In just a few days, the team leveraged the existing work on Appium and had a new version of Appium with as much functionality as the previous Python version. The foundation had been laid for Appium’s basic architecture, and we have been successfully building on it since. A few weeks into this sprint, Jonathan Lipps was formally designated project lead and he began to strategize how to get more people from the community involved with Appium’s development.
Ultimately, Jonathan decided that getting Appium in front of as many developers at conferences and meetups was the best way to attract users and contributions. Appium in its new incarnation was debuted at the Google Test Automation Conference 2013. Later in 2013, Appium was presented at conferences and meetups all around the US, as well as in England, Poland, Portugal, and Australia. Notably, Jonathan had Appium perform as instruments in a band and Dan Cuellar put together a fun Appium video montage for Selenium Conference.
But during all these presentations and conferences, the project continued to develop. Early in 2013 we released Android and Selendroid support, making Appium the first truly cross-platform automation framework. The project also continued to attract users and contributors, and by the end of 2013, we’d already had well over 1,000 commits.

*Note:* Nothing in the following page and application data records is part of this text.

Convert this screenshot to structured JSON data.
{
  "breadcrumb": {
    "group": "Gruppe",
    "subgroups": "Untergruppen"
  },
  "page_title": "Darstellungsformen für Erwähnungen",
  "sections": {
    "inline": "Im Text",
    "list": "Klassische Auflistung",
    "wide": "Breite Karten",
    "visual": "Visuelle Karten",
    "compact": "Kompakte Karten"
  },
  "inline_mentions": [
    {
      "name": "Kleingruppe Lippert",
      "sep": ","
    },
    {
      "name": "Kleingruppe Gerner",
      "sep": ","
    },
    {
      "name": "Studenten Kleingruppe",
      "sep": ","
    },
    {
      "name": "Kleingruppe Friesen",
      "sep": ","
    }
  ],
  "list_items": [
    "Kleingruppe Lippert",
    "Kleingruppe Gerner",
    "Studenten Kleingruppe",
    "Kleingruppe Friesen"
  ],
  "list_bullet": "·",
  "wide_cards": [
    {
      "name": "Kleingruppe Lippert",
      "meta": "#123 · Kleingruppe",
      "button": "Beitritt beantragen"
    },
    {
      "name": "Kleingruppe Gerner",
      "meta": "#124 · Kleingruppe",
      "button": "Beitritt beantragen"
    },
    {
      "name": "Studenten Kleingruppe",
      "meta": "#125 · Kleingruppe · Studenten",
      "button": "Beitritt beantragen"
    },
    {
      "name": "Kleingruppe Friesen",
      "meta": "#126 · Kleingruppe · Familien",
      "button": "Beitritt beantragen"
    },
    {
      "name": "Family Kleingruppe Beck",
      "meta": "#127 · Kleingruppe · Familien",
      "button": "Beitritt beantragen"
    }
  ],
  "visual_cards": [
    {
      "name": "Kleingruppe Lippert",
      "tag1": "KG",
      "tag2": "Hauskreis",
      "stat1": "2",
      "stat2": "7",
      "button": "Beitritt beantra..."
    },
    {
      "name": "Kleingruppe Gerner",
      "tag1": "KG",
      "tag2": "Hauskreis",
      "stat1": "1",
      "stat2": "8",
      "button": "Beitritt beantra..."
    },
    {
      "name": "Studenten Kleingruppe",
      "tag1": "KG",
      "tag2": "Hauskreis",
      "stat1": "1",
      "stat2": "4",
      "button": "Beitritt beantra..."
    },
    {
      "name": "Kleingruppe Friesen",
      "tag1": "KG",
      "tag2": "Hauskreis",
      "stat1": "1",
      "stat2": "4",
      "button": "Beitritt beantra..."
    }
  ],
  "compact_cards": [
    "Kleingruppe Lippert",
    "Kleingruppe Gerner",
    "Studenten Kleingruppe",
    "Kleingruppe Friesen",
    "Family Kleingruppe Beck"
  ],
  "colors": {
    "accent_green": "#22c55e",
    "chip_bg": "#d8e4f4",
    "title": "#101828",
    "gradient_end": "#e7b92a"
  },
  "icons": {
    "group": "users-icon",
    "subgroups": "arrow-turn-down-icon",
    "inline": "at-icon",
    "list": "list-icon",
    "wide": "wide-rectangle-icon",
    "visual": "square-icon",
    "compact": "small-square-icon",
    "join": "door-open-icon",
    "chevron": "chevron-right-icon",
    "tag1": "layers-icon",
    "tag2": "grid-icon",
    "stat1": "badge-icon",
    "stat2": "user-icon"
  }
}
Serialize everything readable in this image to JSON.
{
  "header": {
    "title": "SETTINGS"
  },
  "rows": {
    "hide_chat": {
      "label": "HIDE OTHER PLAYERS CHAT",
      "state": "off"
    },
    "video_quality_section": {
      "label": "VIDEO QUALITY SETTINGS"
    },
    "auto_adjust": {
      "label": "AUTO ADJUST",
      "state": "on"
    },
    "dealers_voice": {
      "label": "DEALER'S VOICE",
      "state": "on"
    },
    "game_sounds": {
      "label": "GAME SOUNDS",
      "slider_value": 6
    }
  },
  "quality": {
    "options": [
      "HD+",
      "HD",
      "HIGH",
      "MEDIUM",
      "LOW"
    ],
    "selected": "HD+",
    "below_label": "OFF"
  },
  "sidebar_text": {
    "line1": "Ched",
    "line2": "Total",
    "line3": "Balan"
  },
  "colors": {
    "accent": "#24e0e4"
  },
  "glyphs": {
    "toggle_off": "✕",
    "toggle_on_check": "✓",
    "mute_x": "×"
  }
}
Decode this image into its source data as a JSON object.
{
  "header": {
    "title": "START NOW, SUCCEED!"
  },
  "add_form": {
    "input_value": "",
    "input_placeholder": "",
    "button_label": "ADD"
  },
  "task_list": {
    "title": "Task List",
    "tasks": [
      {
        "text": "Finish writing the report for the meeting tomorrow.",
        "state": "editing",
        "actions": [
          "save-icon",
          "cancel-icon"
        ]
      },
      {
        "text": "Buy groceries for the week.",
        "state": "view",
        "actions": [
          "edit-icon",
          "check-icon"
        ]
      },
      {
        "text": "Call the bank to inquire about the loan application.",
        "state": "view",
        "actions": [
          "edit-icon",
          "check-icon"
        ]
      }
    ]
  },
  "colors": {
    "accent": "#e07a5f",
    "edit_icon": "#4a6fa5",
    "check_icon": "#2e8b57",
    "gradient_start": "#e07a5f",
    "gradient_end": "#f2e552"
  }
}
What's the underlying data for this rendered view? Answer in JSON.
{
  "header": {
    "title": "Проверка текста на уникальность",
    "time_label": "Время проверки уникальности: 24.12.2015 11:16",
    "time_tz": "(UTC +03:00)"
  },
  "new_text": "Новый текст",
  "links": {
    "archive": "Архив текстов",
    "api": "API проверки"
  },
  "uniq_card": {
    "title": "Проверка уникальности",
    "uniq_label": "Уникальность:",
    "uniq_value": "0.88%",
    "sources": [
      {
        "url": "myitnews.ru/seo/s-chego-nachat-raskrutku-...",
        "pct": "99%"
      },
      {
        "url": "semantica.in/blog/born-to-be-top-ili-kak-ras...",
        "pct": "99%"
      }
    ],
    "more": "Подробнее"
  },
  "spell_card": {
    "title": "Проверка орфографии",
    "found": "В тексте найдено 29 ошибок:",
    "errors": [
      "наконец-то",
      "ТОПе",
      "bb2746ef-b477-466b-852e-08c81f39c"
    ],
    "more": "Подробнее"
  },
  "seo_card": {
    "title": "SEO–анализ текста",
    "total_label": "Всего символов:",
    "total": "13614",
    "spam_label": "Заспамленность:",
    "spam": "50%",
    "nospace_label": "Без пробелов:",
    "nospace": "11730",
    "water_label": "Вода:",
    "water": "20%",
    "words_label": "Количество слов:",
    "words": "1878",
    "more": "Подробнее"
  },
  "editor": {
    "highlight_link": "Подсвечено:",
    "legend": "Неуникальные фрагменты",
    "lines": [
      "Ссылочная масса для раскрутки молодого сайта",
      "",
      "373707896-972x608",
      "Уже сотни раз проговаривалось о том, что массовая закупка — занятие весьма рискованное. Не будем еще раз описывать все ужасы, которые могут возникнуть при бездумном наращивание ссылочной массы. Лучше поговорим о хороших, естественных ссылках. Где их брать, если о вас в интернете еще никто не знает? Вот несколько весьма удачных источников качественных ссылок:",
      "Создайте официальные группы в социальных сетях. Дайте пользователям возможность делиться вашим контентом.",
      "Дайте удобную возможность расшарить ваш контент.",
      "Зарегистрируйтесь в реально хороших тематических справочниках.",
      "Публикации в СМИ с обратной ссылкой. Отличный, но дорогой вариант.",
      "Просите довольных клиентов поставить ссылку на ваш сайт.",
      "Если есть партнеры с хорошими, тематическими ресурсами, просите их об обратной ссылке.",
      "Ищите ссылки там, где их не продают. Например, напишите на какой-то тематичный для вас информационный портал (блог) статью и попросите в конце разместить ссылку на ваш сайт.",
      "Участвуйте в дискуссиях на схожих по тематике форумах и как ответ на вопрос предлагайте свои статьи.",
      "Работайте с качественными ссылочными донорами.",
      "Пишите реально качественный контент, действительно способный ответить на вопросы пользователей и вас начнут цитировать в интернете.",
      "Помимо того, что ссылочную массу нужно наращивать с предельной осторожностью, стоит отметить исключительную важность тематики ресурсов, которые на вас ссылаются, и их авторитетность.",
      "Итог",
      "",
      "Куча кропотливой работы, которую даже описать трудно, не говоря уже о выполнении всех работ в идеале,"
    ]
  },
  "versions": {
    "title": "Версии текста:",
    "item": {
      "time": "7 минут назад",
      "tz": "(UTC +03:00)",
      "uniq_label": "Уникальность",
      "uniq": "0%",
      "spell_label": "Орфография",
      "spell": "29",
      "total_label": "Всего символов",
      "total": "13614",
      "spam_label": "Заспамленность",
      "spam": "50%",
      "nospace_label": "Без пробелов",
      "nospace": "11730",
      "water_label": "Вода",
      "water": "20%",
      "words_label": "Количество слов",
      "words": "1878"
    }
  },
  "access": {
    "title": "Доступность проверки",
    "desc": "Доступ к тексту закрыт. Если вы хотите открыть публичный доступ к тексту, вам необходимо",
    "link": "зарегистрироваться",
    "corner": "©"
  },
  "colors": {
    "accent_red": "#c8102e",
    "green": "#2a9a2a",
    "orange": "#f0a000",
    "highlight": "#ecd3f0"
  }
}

Appium began to grow and mature significantly. In May 2014, we released Appium 1.0, which stood as a milestone in Appium’s development. Appium was given various awards and became the most popular open-source cross-platform mobile automation framework. Stability improved, bugs were prioritized and fixed, and features added. Sauce Labs increased the number of developers it donated to working on Appium, but the entire community stayed involved in guiding the project and contributing to it, and project governance continued to happen in the open, on public mailing lists and GitHub’s issue tracker.
In late 2016, Sauce Labs donated Appium as a project to the JS Foundation, in order to cement for the world Sauce’s commitment that Appium remains open source. The JS Foundation is a non-profit open source stewardship organization which takes responsibility for holding the copyright for open source projects, as well as ensuring they have a long and successful tenure in the community. As a result of our move to a non-profit foundation, we hope that the door will open even more widely for new contributors, either as individuals or representing one of the many companies which now have an interest in seeing Appium move forward.
We look forward to many more years of seeing Appium provide incredible value as a mobile automation tool and an essential part of every company’s mobile CI process.